* [Web page and app entries]:
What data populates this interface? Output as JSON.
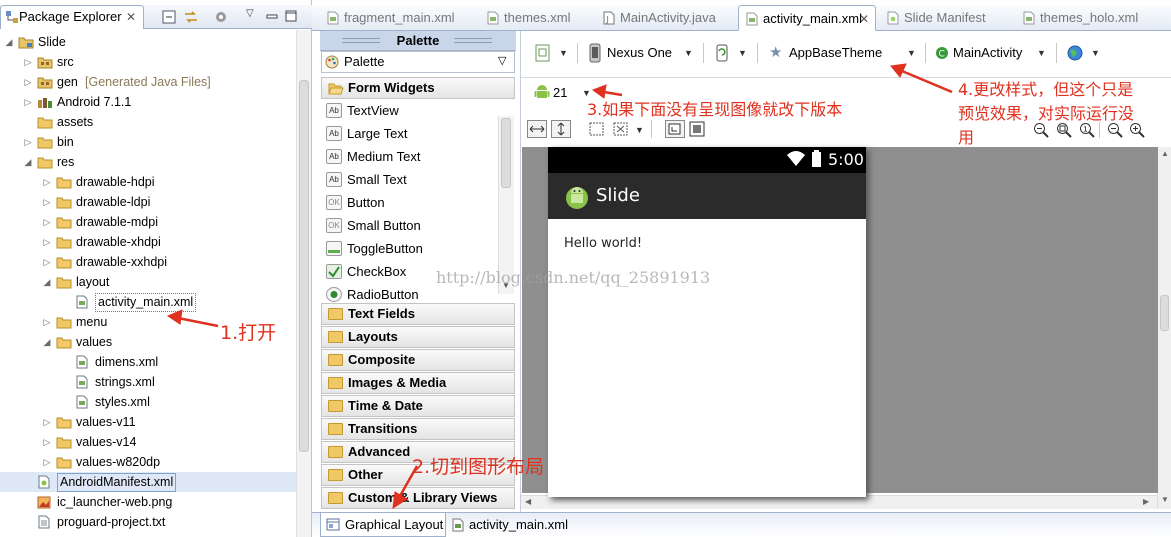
{
  "package_explorer": {
    "tab_label": "Package Explorer",
    "tree": [
      {
        "label": "Slide",
        "icon": "project-icon"
      },
      {
        "label": "src",
        "icon": "package-folder-icon"
      },
      {
        "label": "gen",
        "extra": "[Generated Java Files]",
        "icon": "package-folder-icon"
      },
      {
        "label": "Android 7.1.1",
        "icon": "library-icon"
      },
      {
        "label": "assets",
        "icon": "folder-icon"
      },
      {
        "label": "bin",
        "icon": "folder-icon"
      },
      {
        "label": "res",
        "icon": "folder-icon"
      },
      {
        "label": "drawable-hdpi",
        "icon": "folder-icon"
      },
      {
        "label": "drawable-ldpi",
        "icon": "folder-icon"
      },
      {
        "label": "drawable-mdpi",
        "icon": "folder-icon"
      },
      {
        "label": "drawable-xhdpi",
        "icon": "folder-icon"
      },
      {
        "label": "drawable-xxhdpi",
        "icon": "folder-icon"
      },
      {
        "label": "layout",
        "icon": "folder-icon"
      },
      {
        "label": "activity_main.xml",
        "icon": "xml-file-icon"
      },
      {
        "label": "menu",
        "icon": "folder-icon"
      },
      {
        "label": "values",
        "icon": "folder-icon"
      },
      {
        "label": "dimens.xml",
        "icon": "xml-file-icon"
      },
      {
        "label": "strings.xml",
        "icon": "xml-file-icon"
      },
      {
        "label": "styles.xml",
        "icon": "xml-file-icon"
      },
      {
        "label": "values-v11",
        "icon": "folder-icon"
      },
      {
        "label": "values-v14",
        "icon": "folder-icon"
      },
      {
        "label": "values-w820dp",
        "icon": "folder-icon"
      },
      {
        "label": "AndroidManifest.xml",
        "icon": "manifest-icon"
      },
      {
        "label": "ic_launcher-web.png",
        "icon": "image-file-icon"
      },
      {
        "label": "proguard-project.txt",
        "icon": "text-file-icon"
      }
    ]
  },
  "editor_tabs": [
    {
      "label": "fragment_main.xml",
      "icon": "xml-file-icon"
    },
    {
      "label": "themes.xml",
      "icon": "xml-file-icon"
    },
    {
      "label": "MainActivity.java",
      "icon": "java-file-icon"
    },
    {
      "label": "activity_main.xml",
      "icon": "xml-file-icon",
      "active": true
    },
    {
      "label": "Slide Manifest",
      "icon": "manifest-icon"
    },
    {
      "label": "themes_holo.xml",
      "icon": "xml-file-icon"
    }
  ],
  "palette": {
    "title": "Palette",
    "dropdown": "Palette",
    "open_category": "Form Widgets",
    "widgets": [
      {
        "label": "TextView",
        "icon": "Ab"
      },
      {
        "label": "Large Text",
        "icon": "Ab"
      },
      {
        "label": "Medium Text",
        "icon": "Ab"
      },
      {
        "label": "Small Text",
        "icon": "Ab"
      },
      {
        "label": "Button",
        "icon": "OK"
      },
      {
        "label": "Small Button",
        "icon": "OK"
      },
      {
        "label": "ToggleButton",
        "icon": "toggle"
      },
      {
        "label": "CheckBox",
        "icon": "check"
      },
      {
        "label": "RadioButton",
        "icon": "radio"
      }
    ],
    "categories": [
      "Text Fields",
      "Layouts",
      "Composite",
      "Images & Media",
      "Time & Date",
      "Transitions",
      "Advanced",
      "Other",
      "Custom & Library Views"
    ]
  },
  "toolbar": {
    "device": "Nexus One",
    "theme": "AppBaseTheme",
    "activity": "MainActivity",
    "api_level": "21"
  },
  "device_preview": {
    "time": "5:00",
    "app_title": "Slide",
    "content_text": "Hello world!"
  },
  "bottom_tabs": {
    "graphical": "Graphical Layout",
    "xml": "activity_main.xml"
  },
  "annotations": {
    "note1": "1.打开",
    "note2": "2.切到图形布局",
    "note3": "3.如果下面没有呈现图像就改下版本",
    "note4_line1": "4.更改样式，但这个只是",
    "note4_line2": "预览效果，对实际运行没",
    "note4_line3": "用"
  },
  "watermark": "http://blog.csdn.net/qq_25891913",
  "colors": {
    "annotation_red": "#e0301e",
    "action_bar": "#2b2b2b",
    "status_bar": "#000000",
    "canvas_gray": "#8f8f8f"
  }
}
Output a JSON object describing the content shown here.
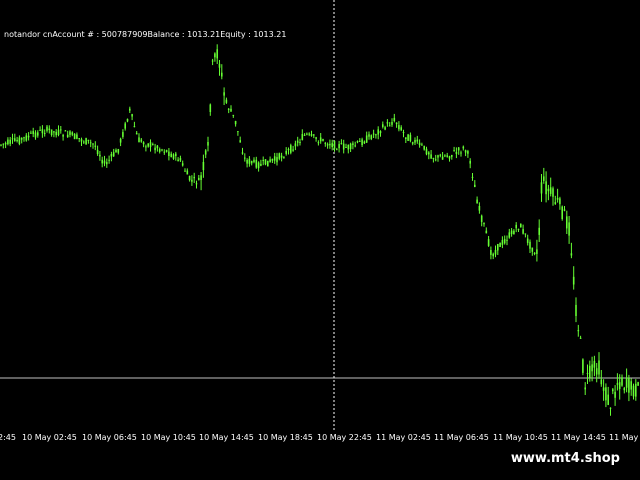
{
  "account_info": "notandor cnAccount # : 500787909Balance : 1013.21Equity : 1013.21",
  "x_labels": [
    "10 May 02:45",
    "10 May 06:45",
    "10 May 10:45",
    "10 May 14:45",
    "10 May 18:45",
    "10 May 22:45",
    "11 May 02:45",
    "11 May 06:45",
    "11 May 10:45",
    "11 May 14:45",
    "11 May"
  ],
  "x_label_left_fragment": "2:45",
  "watermark": "www.mt4.shop",
  "colors": {
    "candle": "#66ff33",
    "background": "#000000",
    "text": "#ffffff",
    "level_line": "#c0c0c0"
  }
}
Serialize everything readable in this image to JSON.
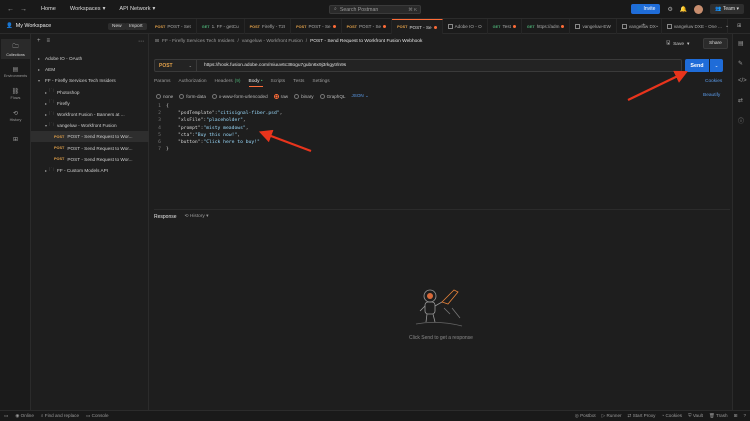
{
  "topbar": {
    "nav": [
      "Home",
      "Workspaces",
      "API Network"
    ],
    "search_placeholder": "Search Postman",
    "search_kbd": "⌘ K",
    "invite": "Invite",
    "team": "Team"
  },
  "workspace": {
    "title": "My Workspace",
    "new_label": "New",
    "import_label": "Import"
  },
  "tabs": [
    {
      "method": "POST",
      "label": "POST - Set",
      "dot": false,
      "kind": "req"
    },
    {
      "method": "GET",
      "label": "1. FF - getCu",
      "dot": false,
      "kind": "req"
    },
    {
      "method": "POST",
      "label": "Firefly - T2I",
      "dot": false,
      "kind": "req"
    },
    {
      "method": "POST",
      "label": "POST - Se",
      "dot": true,
      "kind": "req"
    },
    {
      "method": "POST",
      "label": "POST - Se",
      "dot": true,
      "kind": "req"
    },
    {
      "method": "POST",
      "label": "POST - Se",
      "dot": true,
      "kind": "req",
      "active": true
    },
    {
      "method": "",
      "label": "Adobe IO - O",
      "dot": false,
      "kind": "coll"
    },
    {
      "method": "GET",
      "label": "Test",
      "dot": true,
      "kind": "req"
    },
    {
      "method": "GET",
      "label": "https://adm",
      "dot": true,
      "kind": "req"
    },
    {
      "method": "",
      "label": "vangeluw-EW",
      "dot": false,
      "kind": "coll"
    },
    {
      "method": "",
      "label": "vangeluw DX",
      "dot": false,
      "kind": "coll"
    },
    {
      "method": "",
      "label": "vangeluw DXE - One ...",
      "dot": false,
      "kind": "env"
    }
  ],
  "rail": [
    {
      "label": "Collections",
      "icon": "collections-icon"
    },
    {
      "label": "Environments",
      "icon": "environments-icon"
    },
    {
      "label": "Flows",
      "icon": "flows-icon"
    },
    {
      "label": "History",
      "icon": "history-icon"
    }
  ],
  "tree": [
    {
      "label": "Adobe IO - OAuth",
      "level": 0,
      "type": "collection",
      "open": false
    },
    {
      "label": "AEM",
      "level": 0,
      "type": "collection",
      "open": false
    },
    {
      "label": "FF - Firefly Services Tech Insiders",
      "level": 0,
      "type": "collection",
      "open": true
    },
    {
      "label": "Photoshop",
      "level": 1,
      "type": "folder",
      "open": false
    },
    {
      "label": "Firefly",
      "level": 1,
      "type": "folder",
      "open": false
    },
    {
      "label": "Workfront Fusion - Banners at ...",
      "level": 1,
      "type": "folder",
      "open": false
    },
    {
      "label": "vangeluw - Workfront Fusion",
      "level": 1,
      "type": "folder",
      "open": true
    },
    {
      "label": "POST - Send Request to Wor...",
      "level": 2,
      "type": "request",
      "method": "POST",
      "selected": true
    },
    {
      "label": "POST - Send Request to Wor...",
      "level": 2,
      "type": "request",
      "method": "POST"
    },
    {
      "label": "POST - Send Request to Wor...",
      "level": 2,
      "type": "request",
      "method": "POST"
    },
    {
      "label": "FF - Custom Models API",
      "level": 1,
      "type": "folder",
      "open": false
    }
  ],
  "breadcrumb": {
    "parts": [
      "FF - Firefly Services Tech Insiders",
      "vangeluw - Workfront Fusion"
    ],
    "current": "POST - Send Request to Workfront Fusion Webhook"
  },
  "actions": {
    "save": "Save",
    "share": "Share"
  },
  "request": {
    "method": "POST",
    "url": "https://hook.fusion.adobe.com/miuuv6c38ogu7gubn6x9j3rkgytrln9s",
    "send": "Send",
    "tabs": [
      {
        "label": "Params"
      },
      {
        "label": "Authorization"
      },
      {
        "label": "Headers",
        "count": "(9)"
      },
      {
        "label": "Body",
        "active": true
      },
      {
        "label": "Scripts"
      },
      {
        "label": "Tests"
      },
      {
        "label": "Settings"
      }
    ],
    "cookies": "Cookies",
    "body_modes": [
      "none",
      "form-data",
      "x-www-form-urlencoded",
      "raw",
      "binary",
      "GraphQL"
    ],
    "body_mode_selected": "raw",
    "body_format": "JSON",
    "beautify": "Beautify",
    "code": [
      {
        "n": "1",
        "text": "{"
      },
      {
        "n": "2",
        "key": "\"psdTemplate\"",
        "val": "\"citisignal-fiber.psd\""
      },
      {
        "n": "3",
        "key": "\"xlsFile\"",
        "val": "\"placeholder\""
      },
      {
        "n": "4",
        "key": "\"prompt\"",
        "val": "\"misty meadows\""
      },
      {
        "n": "5",
        "key": "\"cta\"",
        "val": "\"Buy this now!\""
      },
      {
        "n": "6",
        "key": "\"button\"",
        "val": "\"Click here to buy!\"",
        "last": true
      },
      {
        "n": "7",
        "text": "}"
      }
    ]
  },
  "response": {
    "title": "Response",
    "history": "History",
    "empty_message": "Click Send to get a response"
  },
  "status": {
    "left": [
      "Online",
      "Find and replace",
      "Console"
    ],
    "right": [
      "Postbot",
      "Runner",
      "Start Proxy",
      "Cookies",
      "Vault",
      "Trash"
    ]
  },
  "colors": {
    "accent": "#ff6c37",
    "send": "#1f6cd8",
    "annotation_arrow": "#e8341c"
  }
}
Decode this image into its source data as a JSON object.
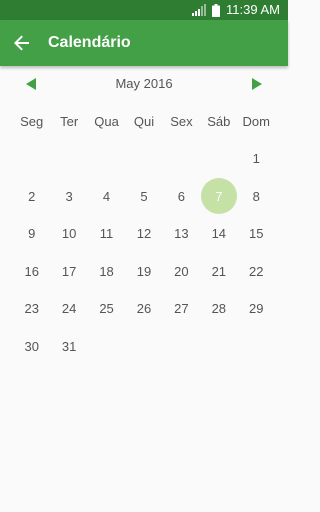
{
  "status_bar": {
    "time": "11:39 AM"
  },
  "app_bar": {
    "title": "Calendário"
  },
  "calendar": {
    "month_label": "May 2016",
    "weekdays": [
      "Seg",
      "Ter",
      "Qua",
      "Qui",
      "Sex",
      "Sáb",
      "Dom"
    ],
    "leading_blanks": 6,
    "days": [
      "1",
      "2",
      "3",
      "4",
      "5",
      "6",
      "7",
      "8",
      "9",
      "10",
      "11",
      "12",
      "13",
      "14",
      "15",
      "16",
      "17",
      "18",
      "19",
      "20",
      "21",
      "22",
      "23",
      "24",
      "25",
      "26",
      "27",
      "28",
      "29",
      "30",
      "31"
    ],
    "selected_day": "7"
  },
  "colors": {
    "status_bar": "#2e7d32",
    "app_bar": "#43a047",
    "selected_circle": "#c5e1a5",
    "nav_arrow": "#43a047",
    "text": "#555555"
  },
  "icons": {
    "back": "arrow-left-icon",
    "prev": "triangle-left-icon",
    "next": "triangle-right-icon",
    "signal": "signal-icon",
    "battery": "battery-icon"
  }
}
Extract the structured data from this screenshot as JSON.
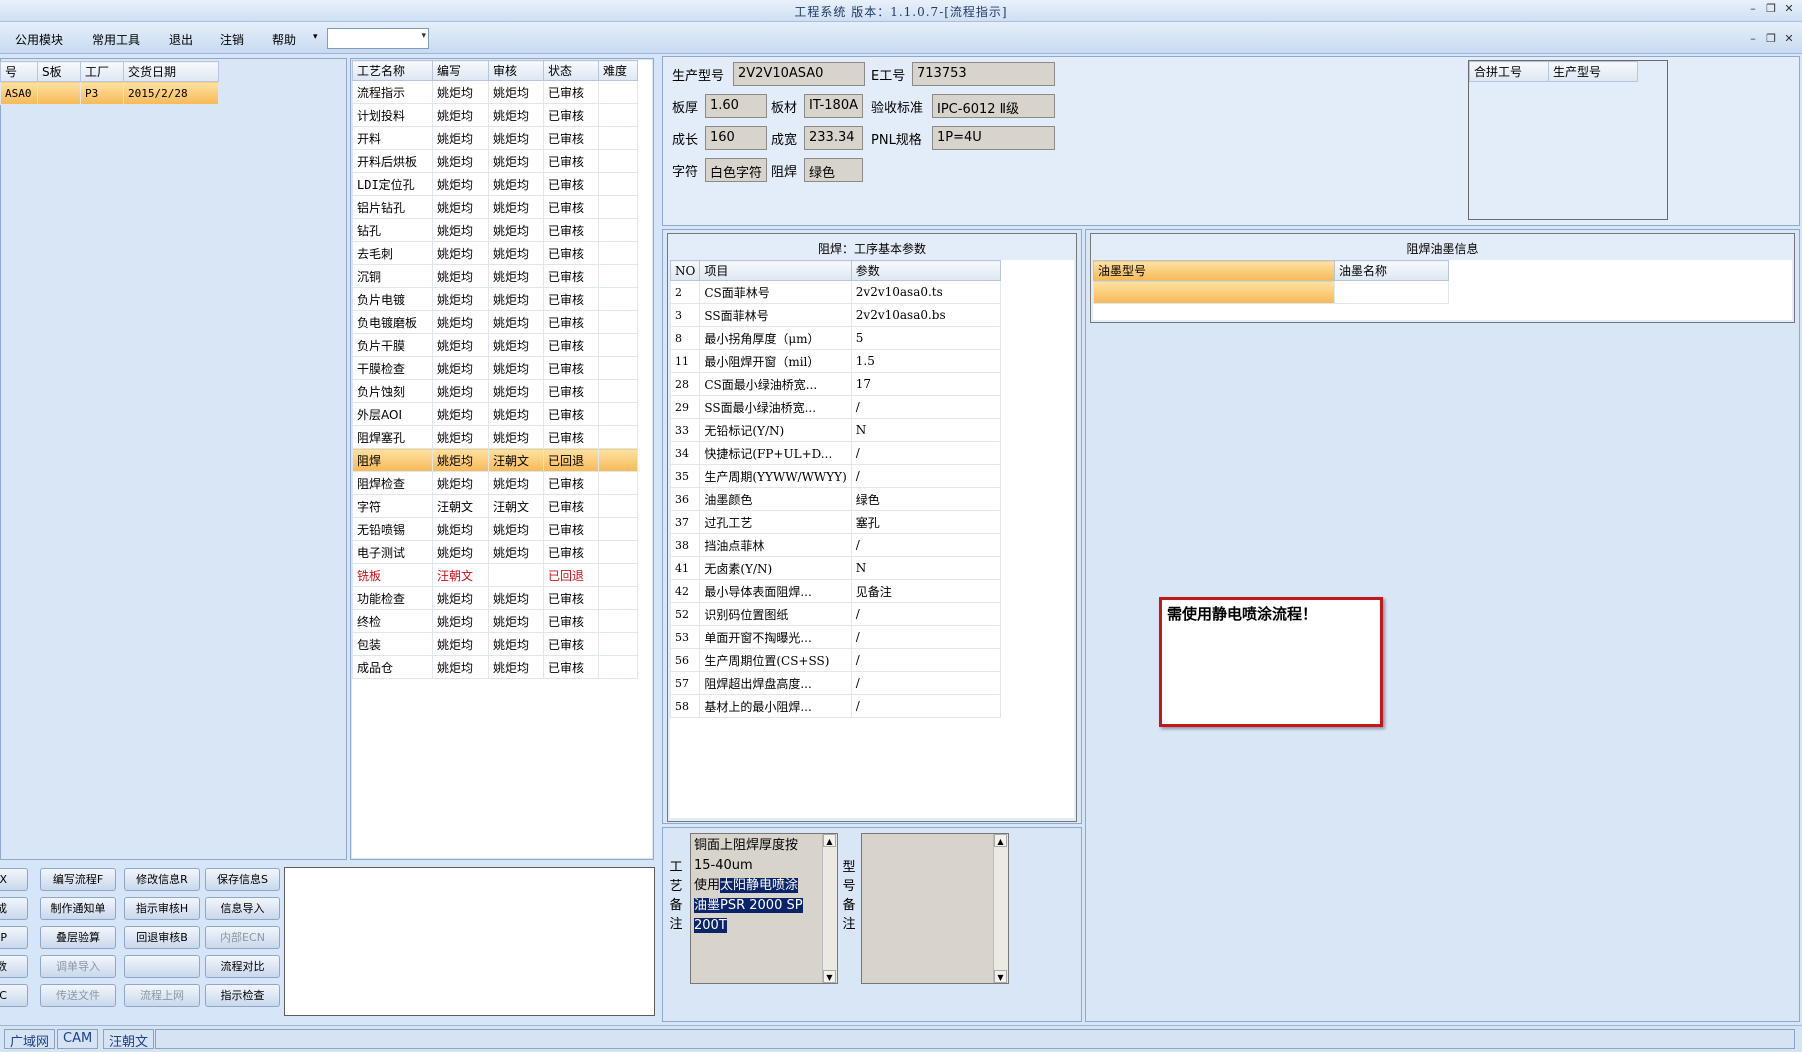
{
  "window": {
    "title": "工程系统 版本：1.1.0.7-[流程指示]",
    "controls": [
      "–",
      "❐",
      "✕"
    ],
    "mdi_controls": [
      "–",
      "❐",
      "✕"
    ]
  },
  "menu": [
    "公用模块",
    "常用工具",
    "退出",
    "注销",
    "帮助"
  ],
  "menu_arrow": "▾",
  "orders": {
    "headers": [
      "号",
      "S板",
      "工厂",
      "交货日期"
    ],
    "rows": [
      [
        "ASA0",
        "",
        "P3",
        "2015/2/28"
      ]
    ]
  },
  "process": {
    "headers": [
      "工艺名称",
      "编写",
      "审核",
      "状态",
      "难度"
    ],
    "rows": [
      [
        "流程指示",
        "姚炬均",
        "姚炬均",
        "已审核",
        ""
      ],
      [
        "计划投料",
        "姚炬均",
        "姚炬均",
        "已审核",
        ""
      ],
      [
        "开料",
        "姚炬均",
        "姚炬均",
        "已审核",
        ""
      ],
      [
        "开料后烘板",
        "姚炬均",
        "姚炬均",
        "已审核",
        ""
      ],
      [
        "LDI定位孔",
        "姚炬均",
        "姚炬均",
        "已审核",
        ""
      ],
      [
        "铝片钻孔",
        "姚炬均",
        "姚炬均",
        "已审核",
        ""
      ],
      [
        "钻孔",
        "姚炬均",
        "姚炬均",
        "已审核",
        ""
      ],
      [
        "去毛刺",
        "姚炬均",
        "姚炬均",
        "已审核",
        ""
      ],
      [
        "沉铜",
        "姚炬均",
        "姚炬均",
        "已审核",
        ""
      ],
      [
        "负片电镀",
        "姚炬均",
        "姚炬均",
        "已审核",
        ""
      ],
      [
        "负电镀磨板",
        "姚炬均",
        "姚炬均",
        "已审核",
        ""
      ],
      [
        "负片干膜",
        "姚炬均",
        "姚炬均",
        "已审核",
        ""
      ],
      [
        "干膜检查",
        "姚炬均",
        "姚炬均",
        "已审核",
        ""
      ],
      [
        "负片蚀刻",
        "姚炬均",
        "姚炬均",
        "已审核",
        ""
      ],
      [
        "外层AOI",
        "姚炬均",
        "姚炬均",
        "已审核",
        ""
      ],
      [
        "阻焊塞孔",
        "姚炬均",
        "姚炬均",
        "已审核",
        ""
      ],
      [
        "阻焊",
        "姚炬均",
        "汪朝文",
        "已回退",
        ""
      ],
      [
        "阻焊检查",
        "姚炬均",
        "姚炬均",
        "已审核",
        ""
      ],
      [
        "字符",
        "汪朝文",
        "汪朝文",
        "已审核",
        ""
      ],
      [
        "无铅喷锡",
        "姚炬均",
        "姚炬均",
        "已审核",
        ""
      ],
      [
        "电子测试",
        "姚炬均",
        "姚炬均",
        "已审核",
        ""
      ],
      [
        "铣板",
        "汪朝文",
        "",
        "已回退",
        ""
      ],
      [
        "功能检查",
        "姚炬均",
        "姚炬均",
        "已审核",
        ""
      ],
      [
        "终检",
        "姚炬均",
        "姚炬均",
        "已审核",
        ""
      ],
      [
        "包装",
        "姚炬均",
        "姚炬均",
        "已审核",
        ""
      ],
      [
        "成品仓",
        "姚炬均",
        "姚炬均",
        "已审核",
        ""
      ]
    ],
    "selected_index": 16,
    "red_index": 21
  },
  "info": {
    "product_model_label": "生产型号",
    "product_model": "2V2V10ASA0",
    "e_no_label": "E工号",
    "e_no": "713753",
    "thickness_label": "板厚",
    "thickness": "1.60",
    "material_label": "板材",
    "material": "IT-180A",
    "accept_label": "验收标准",
    "accept": "IPC-6012 Ⅱ级",
    "length_label": "成长",
    "length": "160",
    "width_label": "成宽",
    "width": "233.34",
    "pnl_label": "PNL规格",
    "pnl": "1P=4U",
    "char_label": "字符",
    "char": "白色字符",
    "mask_label": "阻焊",
    "mask": "绿色"
  },
  "combine": {
    "headers": [
      "合拼工号",
      "生产型号"
    ]
  },
  "params": {
    "title": "阻焊：工序基本参数",
    "headers": [
      "NO",
      "项目",
      "参数"
    ],
    "rows": [
      [
        "2",
        "CS面菲林号",
        "2v2v10asa0.ts"
      ],
      [
        "3",
        "SS面菲林号",
        "2v2v10asa0.bs"
      ],
      [
        "8",
        "最小拐角厚度（μm）",
        "5"
      ],
      [
        "11",
        "最小阻焊开窗（mil）",
        "1.5"
      ],
      [
        "28",
        "CS面最小绿油桥宽...",
        "17"
      ],
      [
        "29",
        "SS面最小绿油桥宽...",
        "/"
      ],
      [
        "33",
        "无铅标记(Y/N)",
        "N"
      ],
      [
        "34",
        "快捷标记(FP+UL+D...",
        "/"
      ],
      [
        "35",
        "生产周期(YYWW/WWYY)",
        "/"
      ],
      [
        "36",
        "油墨颜色",
        "绿色"
      ],
      [
        "37",
        "过孔工艺",
        "塞孔"
      ],
      [
        "38",
        "挡油点菲林",
        "/"
      ],
      [
        "41",
        "无卤素(Y/N)",
        "N"
      ],
      [
        "42",
        "最小导体表面阻焊...",
        "见备注"
      ],
      [
        "52",
        "识别码位置图纸",
        "/"
      ],
      [
        "53",
        "单面开窗不掏曝光...",
        "/"
      ],
      [
        "56",
        "生产周期位置(CS+SS)",
        "/"
      ],
      [
        "57",
        "阻焊超出焊盘高度...",
        "/"
      ],
      [
        "58",
        "基材上的最小阻焊...",
        "/"
      ]
    ]
  },
  "ink": {
    "title": "阻焊油墨信息",
    "headers": [
      "油墨型号",
      "油墨名称"
    ]
  },
  "notice": "需使用静电喷涂流程！",
  "remarks": {
    "process_label": [
      "工",
      "艺",
      "备",
      "注"
    ],
    "model_label": [
      "型",
      "号",
      "备",
      "注"
    ],
    "process_text_plain": [
      "铜面上阻焊厚度按",
      "15-40um"
    ],
    "process_text_mixed_pre": "使用",
    "process_text_mixed_sel": "太阳静电喷涂",
    "process_text_sel": [
      "油墨PSR 2000 SP",
      "200T"
    ]
  },
  "buttons": [
    [
      "查询X",
      "编写流程F",
      "修改信息R",
      "保存信息S"
    ],
    [
      "完成",
      "制作通知单",
      "指示审核H",
      "信息导入"
    ],
    [
      "WIP",
      "叠层验算",
      "回退审核B",
      "内部ECN"
    ],
    [
      "参数",
      "调单导入",
      "",
      "流程对比"
    ],
    [
      "修改C",
      "传送文件",
      "流程上网",
      "指示检查"
    ]
  ],
  "disabled_buttons": [
    "内部ECN",
    "调单导入",
    "传送文件",
    "流程上网"
  ],
  "status": [
    "广域网",
    "CAM",
    "汪朝文"
  ]
}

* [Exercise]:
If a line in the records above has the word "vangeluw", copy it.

* [Result for this exercise]:
      "label": "vangeluw-EW",
      "label": "vangeluw DX",
      "label": "vangeluw DXE - One ...",
      "label": "vangeluw - Workfront Fusion",
      "vangeluw - Workfront Fusion"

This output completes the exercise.